Recently, a 16-year-old boy from Lucknow allegedly shot his mother because she stopped him from playing “online games like PUBG”, according to UP Police. In another incident from Hyderabad, a teenage boy lost Rs 36 lakh, which his family received as monetary benefit after his father’s death, while playing online games.
These grave incidents highlight the serious implications of online games on young minds. “Some research has indicated the use of gaming platforms, like PUBG, affect the mental health of players, and they may even suffer from depression and anxiety. Also, it has an adverse impact on those with ADHD and suicidality, and can also make one think of self-harm and propagate aggressive behaviour,” Dr Priyanka Jain, Development and Behavioral Paediatric, Dharamshila Narayana Superspeciality Hospital said.
While games like puzzles and chess can help adolescents and children develop comprehensive reasoning abilities, games like PUBG, according to Dr Syed Zafar Sultan Rizvi, Assistant Professor, Department of Psychology, School of Liberal Arts, Noida International University, “can transform the neurochemistry of the brain, in which hippocampus and amygdala play a very crucial role”. “These games lead to aggression among adolescents and can make them more likely to become involved in drug addiction and street brawls,” he said.

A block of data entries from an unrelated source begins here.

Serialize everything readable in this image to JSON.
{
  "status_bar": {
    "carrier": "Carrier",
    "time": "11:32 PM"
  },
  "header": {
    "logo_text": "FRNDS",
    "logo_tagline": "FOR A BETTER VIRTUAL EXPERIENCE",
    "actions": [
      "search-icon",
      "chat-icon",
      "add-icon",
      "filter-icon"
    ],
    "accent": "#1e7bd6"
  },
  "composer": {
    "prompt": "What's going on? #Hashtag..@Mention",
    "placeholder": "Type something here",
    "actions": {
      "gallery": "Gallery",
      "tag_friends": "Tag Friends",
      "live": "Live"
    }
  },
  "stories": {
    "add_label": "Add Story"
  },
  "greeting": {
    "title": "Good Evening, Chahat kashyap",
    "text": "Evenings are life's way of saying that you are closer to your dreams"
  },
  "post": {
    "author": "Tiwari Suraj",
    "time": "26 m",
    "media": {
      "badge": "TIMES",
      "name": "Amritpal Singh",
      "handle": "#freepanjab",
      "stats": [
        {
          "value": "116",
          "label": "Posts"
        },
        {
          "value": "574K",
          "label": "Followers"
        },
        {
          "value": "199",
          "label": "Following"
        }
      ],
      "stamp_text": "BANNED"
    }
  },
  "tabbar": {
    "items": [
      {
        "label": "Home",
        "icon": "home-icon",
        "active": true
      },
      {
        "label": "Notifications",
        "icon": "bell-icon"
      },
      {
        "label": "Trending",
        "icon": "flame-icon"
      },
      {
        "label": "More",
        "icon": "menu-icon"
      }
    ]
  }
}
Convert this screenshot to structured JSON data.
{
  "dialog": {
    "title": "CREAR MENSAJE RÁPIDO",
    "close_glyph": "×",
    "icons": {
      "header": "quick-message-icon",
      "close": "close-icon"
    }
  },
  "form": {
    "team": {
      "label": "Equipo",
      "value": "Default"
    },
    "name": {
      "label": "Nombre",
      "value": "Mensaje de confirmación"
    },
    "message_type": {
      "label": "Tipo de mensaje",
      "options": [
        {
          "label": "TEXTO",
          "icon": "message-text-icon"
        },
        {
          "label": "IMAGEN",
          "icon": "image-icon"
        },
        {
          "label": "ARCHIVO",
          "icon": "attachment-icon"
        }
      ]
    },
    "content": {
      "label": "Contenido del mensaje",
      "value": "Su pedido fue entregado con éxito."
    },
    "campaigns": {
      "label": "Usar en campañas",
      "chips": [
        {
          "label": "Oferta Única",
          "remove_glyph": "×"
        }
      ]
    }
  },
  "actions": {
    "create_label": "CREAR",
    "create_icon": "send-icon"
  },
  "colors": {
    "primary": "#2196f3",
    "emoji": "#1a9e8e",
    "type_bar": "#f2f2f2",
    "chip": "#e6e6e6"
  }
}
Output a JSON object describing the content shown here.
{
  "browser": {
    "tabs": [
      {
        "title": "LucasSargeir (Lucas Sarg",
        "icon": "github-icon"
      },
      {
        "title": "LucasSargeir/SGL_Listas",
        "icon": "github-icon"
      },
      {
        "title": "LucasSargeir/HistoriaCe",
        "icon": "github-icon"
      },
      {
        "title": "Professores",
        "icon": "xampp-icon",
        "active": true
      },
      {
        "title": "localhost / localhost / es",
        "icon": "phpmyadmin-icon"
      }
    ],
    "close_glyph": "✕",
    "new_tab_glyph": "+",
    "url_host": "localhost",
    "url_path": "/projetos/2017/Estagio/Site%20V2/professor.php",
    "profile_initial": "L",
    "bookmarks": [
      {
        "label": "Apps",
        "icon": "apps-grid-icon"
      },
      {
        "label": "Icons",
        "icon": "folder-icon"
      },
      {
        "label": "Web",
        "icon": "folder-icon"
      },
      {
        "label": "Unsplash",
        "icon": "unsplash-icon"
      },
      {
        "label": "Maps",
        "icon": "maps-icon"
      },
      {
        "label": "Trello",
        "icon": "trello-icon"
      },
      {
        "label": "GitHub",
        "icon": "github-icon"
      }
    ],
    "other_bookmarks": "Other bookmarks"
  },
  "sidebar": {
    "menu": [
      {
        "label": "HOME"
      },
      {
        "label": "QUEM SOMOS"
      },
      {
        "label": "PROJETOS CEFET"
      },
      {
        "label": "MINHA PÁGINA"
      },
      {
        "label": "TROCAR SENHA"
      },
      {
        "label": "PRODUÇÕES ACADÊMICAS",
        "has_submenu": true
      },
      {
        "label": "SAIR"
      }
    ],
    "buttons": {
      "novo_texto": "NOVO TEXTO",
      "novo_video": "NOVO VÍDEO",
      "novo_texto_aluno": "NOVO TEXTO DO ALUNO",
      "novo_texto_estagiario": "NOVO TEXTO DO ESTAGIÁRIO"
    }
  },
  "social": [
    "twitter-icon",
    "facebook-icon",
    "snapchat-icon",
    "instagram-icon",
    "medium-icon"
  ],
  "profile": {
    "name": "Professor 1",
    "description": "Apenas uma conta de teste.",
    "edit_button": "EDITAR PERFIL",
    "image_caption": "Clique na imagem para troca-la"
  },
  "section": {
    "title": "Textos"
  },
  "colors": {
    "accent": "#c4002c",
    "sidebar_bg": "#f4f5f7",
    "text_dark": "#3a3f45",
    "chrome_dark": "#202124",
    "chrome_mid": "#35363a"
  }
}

As such, addiction to online gaming can be harmful and cause “procrastination, stress, anxiety and impulsivity”, Dr Rizvi said. “Further, it can lead to eating disorders that can convert into a habit. Adolescents, who spend most of their time on screens, get instant gratification (small rewards) while playing games and it leads towards habit formation.”
How to break the addiction cycle?
Any addiction cycle is based on habit formation, experts said. Elucidating, Dr Rizvi said, “Our brain makes habits which leads towards automatic actions (behaviour of a person). If we can find out the specific triggers that facilitate those behaviours, then we can break the chain of these patterns. We can help them to develop skills that make them delay their gratification and lower down their impulsive behaviour.”
Dr Jain suggested following these measures while playing online games.
Decide fixed gaming hours – Playing a game for 1-2 hours is safe, but don’t play beyond that. You can fix a pecific time of the day as your gaming hours.
Engage yourself in more activities – Engage yourself in more social activities and spend time with family and friends. Work on your hobbies like writing, dance, painting and music.
Focus on self-improvement – Read books, take courses, and spend more time on your career and academics to improve yourself.
Take medical advice – If you cannot tide over your addiction despite taking all measures, consult a counsellor or developmental pediatrician/child psychiatrist.
Highlighting the role of parents, Dr Rizvi said, “Parents can use different kinds of software and applications to manage their children’s times spent on screen. They can also counsel them about developing productive habits, plan a weekly trip to grandparents, hill station or encourage them to get involved in more realistic games like soccer, badminton and basketball, etc that make them physically and mentally fit.”
“Social deprivation may also be the cause of screen addiction. Parents should make sure that their children are socially involved in extracurricular activities,” he said.